The courtesy runner rule allows a team to substitute (as in, send in a pinch runner) for a catcher or pitcher whenever a catcher or pitcher reaches base, without the catcher or pitcher leaving the game. The idea, as far as catchers is concerned, is to speed up the game; the catcher can return to the dugout and put on his chest protector and shin guards. For pitchers, well, I guess the idea is to keep pitchers off the base paths, but since the NAIA allows designated hitters, this use of courtesy runners doesn't come up very often.

The NAIA uses a couple of other non-standard rules:

Automatic intentional walk: A batter can be intentionally walked by simply waving him to first base. The pitcher doesn't have to throw any pitches. One side effect of this rule is that it takes away the possibility of a balk, stolen base, or passed ball when an intentional walk is issued.

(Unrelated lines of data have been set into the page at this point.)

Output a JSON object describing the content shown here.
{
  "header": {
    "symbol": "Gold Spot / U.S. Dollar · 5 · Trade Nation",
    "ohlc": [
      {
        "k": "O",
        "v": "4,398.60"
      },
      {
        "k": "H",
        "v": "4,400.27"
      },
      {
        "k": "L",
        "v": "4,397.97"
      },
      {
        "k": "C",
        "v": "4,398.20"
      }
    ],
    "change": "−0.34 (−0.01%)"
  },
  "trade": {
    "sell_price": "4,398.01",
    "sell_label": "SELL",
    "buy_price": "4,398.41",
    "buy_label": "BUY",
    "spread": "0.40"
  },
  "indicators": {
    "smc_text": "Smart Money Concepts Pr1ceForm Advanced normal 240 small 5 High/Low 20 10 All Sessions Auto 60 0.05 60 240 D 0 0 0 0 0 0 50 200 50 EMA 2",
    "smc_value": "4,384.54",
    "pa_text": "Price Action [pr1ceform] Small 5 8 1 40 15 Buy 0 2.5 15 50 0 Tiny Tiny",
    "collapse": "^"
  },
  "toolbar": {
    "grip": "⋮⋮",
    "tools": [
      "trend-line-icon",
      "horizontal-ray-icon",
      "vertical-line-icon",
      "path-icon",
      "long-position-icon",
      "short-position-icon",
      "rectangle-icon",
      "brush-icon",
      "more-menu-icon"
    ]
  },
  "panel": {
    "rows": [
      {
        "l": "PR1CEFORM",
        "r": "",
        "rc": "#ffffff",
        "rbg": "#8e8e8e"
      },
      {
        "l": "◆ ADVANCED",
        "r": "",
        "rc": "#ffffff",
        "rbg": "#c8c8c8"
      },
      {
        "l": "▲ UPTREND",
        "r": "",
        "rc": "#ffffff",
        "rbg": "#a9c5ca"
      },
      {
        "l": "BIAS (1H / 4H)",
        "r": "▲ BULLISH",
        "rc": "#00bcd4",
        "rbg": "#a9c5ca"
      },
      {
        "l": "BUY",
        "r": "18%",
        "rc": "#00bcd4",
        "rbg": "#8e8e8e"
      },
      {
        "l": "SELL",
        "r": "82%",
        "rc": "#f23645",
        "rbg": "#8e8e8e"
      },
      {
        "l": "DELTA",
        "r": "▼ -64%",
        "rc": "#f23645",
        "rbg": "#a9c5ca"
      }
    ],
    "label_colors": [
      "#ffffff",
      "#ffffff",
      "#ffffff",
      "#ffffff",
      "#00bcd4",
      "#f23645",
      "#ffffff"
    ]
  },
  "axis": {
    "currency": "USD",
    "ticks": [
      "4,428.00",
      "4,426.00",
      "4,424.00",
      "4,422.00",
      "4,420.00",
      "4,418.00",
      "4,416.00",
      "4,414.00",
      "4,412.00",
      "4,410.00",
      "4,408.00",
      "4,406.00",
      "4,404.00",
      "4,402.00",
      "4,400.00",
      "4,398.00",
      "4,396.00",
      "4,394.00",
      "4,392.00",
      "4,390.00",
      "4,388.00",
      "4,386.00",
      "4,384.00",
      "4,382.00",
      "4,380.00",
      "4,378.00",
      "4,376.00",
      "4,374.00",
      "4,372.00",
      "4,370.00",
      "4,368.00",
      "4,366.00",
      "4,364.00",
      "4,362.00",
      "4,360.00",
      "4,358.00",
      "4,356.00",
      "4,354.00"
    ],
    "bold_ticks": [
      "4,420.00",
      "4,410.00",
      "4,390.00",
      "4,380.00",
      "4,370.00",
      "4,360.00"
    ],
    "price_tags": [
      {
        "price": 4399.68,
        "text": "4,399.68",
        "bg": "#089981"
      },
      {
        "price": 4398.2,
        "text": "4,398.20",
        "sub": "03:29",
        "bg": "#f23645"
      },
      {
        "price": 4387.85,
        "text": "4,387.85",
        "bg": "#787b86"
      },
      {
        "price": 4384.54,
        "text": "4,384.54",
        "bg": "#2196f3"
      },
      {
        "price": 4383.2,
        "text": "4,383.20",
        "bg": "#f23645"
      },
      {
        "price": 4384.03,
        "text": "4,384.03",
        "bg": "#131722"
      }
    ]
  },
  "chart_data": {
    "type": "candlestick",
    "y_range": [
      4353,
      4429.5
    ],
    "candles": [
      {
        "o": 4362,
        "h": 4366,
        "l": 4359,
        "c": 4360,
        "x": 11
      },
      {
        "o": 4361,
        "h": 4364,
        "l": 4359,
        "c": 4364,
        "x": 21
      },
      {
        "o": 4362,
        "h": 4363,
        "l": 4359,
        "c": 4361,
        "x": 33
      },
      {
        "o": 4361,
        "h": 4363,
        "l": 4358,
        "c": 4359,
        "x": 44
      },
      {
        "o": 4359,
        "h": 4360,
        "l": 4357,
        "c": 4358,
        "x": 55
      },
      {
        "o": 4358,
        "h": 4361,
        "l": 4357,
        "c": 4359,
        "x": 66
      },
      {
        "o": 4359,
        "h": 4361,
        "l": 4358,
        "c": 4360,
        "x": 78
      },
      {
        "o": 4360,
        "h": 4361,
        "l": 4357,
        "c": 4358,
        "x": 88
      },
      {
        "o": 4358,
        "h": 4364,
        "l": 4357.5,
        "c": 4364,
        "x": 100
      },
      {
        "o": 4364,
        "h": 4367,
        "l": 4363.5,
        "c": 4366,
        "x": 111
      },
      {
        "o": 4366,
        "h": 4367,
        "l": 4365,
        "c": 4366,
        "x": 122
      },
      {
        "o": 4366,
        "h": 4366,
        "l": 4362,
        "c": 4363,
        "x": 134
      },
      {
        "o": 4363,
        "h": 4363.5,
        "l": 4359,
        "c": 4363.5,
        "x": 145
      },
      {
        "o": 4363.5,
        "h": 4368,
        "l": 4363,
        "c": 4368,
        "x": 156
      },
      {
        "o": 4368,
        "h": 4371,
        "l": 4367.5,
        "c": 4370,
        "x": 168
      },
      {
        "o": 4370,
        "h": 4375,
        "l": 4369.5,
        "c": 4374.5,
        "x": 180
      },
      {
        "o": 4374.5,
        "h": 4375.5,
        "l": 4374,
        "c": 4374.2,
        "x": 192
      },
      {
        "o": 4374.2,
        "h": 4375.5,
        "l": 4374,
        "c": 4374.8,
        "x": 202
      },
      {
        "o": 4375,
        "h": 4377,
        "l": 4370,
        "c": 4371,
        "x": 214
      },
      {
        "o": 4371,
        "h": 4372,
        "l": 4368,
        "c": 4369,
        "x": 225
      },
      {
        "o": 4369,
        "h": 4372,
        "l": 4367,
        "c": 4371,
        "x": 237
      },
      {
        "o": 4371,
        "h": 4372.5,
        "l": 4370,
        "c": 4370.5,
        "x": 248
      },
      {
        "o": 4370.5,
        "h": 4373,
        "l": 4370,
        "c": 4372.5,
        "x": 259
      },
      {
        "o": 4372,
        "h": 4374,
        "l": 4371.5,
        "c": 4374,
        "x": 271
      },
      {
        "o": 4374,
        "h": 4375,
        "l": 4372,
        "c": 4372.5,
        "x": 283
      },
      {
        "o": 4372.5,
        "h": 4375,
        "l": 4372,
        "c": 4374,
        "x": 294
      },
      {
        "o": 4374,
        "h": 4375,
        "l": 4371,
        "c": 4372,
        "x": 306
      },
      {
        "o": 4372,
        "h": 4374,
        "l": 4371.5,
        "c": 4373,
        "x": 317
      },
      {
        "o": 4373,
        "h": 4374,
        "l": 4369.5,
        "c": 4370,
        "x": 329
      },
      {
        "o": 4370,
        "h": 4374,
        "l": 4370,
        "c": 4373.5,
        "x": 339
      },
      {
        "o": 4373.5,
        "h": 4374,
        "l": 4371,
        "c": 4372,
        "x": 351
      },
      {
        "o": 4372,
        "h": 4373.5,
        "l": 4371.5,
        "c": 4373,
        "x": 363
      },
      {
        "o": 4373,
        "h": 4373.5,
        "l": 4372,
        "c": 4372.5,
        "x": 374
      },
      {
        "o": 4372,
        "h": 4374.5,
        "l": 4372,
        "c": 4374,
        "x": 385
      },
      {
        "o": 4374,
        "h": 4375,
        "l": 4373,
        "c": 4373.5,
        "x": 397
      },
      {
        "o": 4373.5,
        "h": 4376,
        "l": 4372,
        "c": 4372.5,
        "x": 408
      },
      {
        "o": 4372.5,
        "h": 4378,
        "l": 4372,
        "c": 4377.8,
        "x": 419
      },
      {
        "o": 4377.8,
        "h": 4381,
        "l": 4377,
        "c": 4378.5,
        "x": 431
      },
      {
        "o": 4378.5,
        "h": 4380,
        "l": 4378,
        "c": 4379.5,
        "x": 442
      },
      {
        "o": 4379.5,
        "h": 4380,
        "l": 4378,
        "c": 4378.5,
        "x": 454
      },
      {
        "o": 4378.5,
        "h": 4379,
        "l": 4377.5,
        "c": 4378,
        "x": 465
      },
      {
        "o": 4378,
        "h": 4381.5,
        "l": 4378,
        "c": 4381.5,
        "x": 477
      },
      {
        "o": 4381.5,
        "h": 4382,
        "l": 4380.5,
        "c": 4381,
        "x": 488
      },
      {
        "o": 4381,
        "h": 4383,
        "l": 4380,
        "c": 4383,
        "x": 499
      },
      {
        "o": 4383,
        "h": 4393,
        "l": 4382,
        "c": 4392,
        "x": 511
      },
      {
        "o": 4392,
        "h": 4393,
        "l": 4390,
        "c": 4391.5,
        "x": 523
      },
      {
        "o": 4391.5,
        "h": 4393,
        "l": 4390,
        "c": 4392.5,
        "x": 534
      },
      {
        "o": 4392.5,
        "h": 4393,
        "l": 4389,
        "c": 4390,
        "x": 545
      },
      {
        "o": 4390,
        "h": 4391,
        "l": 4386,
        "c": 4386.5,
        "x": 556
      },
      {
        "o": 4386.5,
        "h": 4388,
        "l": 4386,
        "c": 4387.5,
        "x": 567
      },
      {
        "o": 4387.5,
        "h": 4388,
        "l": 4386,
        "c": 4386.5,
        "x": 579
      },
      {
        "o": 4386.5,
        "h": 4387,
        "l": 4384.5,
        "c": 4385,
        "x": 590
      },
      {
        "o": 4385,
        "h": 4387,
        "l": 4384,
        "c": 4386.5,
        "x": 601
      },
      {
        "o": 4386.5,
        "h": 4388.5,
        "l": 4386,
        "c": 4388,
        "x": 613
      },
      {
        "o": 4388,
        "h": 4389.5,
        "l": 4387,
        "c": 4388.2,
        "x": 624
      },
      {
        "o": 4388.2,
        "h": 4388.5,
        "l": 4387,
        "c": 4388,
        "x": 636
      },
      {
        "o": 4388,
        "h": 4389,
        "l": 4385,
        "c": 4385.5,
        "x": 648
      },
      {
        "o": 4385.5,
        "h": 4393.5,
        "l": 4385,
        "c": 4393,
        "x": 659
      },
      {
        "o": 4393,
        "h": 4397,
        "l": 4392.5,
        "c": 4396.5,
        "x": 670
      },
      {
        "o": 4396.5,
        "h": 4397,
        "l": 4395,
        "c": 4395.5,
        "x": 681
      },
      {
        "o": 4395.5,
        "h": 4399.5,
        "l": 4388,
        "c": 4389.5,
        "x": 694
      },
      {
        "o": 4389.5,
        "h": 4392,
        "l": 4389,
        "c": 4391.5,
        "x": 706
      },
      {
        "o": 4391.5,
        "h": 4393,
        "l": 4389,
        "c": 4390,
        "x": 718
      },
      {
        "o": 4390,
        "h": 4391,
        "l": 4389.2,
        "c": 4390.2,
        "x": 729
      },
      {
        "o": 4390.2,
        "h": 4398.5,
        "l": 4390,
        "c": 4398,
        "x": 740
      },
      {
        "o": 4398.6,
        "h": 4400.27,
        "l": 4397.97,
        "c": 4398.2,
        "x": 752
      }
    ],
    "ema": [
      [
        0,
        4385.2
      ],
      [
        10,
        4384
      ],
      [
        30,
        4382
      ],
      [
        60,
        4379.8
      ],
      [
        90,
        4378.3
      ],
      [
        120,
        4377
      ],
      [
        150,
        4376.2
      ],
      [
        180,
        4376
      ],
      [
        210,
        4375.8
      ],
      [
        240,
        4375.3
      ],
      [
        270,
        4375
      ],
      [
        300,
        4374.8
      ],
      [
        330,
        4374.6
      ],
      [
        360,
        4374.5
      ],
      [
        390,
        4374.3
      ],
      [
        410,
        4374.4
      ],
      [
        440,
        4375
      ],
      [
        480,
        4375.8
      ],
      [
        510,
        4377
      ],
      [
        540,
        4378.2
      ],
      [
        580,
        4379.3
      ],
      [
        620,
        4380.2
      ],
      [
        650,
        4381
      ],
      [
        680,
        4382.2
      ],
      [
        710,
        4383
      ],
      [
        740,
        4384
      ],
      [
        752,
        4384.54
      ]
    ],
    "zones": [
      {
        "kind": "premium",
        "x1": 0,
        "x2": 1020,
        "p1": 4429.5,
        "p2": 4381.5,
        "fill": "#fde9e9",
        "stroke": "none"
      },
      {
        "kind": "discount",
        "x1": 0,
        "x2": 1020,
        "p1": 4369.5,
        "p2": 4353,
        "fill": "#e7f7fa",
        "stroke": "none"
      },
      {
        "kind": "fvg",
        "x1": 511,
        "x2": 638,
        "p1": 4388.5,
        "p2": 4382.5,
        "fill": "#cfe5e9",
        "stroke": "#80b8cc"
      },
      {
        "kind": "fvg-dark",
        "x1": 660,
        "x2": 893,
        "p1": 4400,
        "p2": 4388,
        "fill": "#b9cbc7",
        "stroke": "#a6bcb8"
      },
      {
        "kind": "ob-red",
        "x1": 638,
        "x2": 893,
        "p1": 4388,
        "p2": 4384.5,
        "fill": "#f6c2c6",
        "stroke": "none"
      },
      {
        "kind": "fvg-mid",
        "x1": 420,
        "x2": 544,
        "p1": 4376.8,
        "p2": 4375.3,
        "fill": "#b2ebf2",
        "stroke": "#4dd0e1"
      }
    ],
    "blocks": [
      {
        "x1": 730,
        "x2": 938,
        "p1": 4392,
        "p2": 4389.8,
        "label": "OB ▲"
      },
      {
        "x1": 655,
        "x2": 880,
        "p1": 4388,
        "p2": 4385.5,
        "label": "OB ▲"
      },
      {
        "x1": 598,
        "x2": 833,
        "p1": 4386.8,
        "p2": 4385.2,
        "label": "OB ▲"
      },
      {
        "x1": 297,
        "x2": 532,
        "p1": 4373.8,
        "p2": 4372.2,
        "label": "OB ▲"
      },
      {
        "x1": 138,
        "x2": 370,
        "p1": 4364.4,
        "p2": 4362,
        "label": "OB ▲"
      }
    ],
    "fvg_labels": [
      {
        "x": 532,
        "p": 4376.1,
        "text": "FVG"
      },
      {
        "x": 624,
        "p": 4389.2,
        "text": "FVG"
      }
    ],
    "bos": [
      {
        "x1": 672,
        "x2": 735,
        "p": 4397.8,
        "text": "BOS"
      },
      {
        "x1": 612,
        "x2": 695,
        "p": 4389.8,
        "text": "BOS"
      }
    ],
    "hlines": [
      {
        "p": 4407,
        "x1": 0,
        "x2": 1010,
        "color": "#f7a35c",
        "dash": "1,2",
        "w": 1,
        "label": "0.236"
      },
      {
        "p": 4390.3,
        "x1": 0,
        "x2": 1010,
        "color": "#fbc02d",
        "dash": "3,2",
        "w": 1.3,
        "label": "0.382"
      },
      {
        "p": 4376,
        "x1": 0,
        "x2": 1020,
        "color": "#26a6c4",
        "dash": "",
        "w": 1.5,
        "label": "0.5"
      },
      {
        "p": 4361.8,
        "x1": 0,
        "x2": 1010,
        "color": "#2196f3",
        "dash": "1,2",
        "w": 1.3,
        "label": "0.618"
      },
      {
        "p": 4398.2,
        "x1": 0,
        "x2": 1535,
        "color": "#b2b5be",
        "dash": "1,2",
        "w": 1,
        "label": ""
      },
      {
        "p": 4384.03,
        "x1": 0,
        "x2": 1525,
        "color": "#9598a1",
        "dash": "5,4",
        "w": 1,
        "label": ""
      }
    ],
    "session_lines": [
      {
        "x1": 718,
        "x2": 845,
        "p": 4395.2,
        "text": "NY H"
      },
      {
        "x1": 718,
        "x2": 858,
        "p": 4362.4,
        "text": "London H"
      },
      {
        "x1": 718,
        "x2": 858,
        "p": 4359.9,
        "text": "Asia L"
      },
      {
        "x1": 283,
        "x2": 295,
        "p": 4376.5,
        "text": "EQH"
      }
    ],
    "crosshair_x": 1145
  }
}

Re-entry rule: A starting position player may leave and re-enter the game once. When he re-enters, he must take the same spot in the batting order. Pitchers and designated hitters cannot re-enter.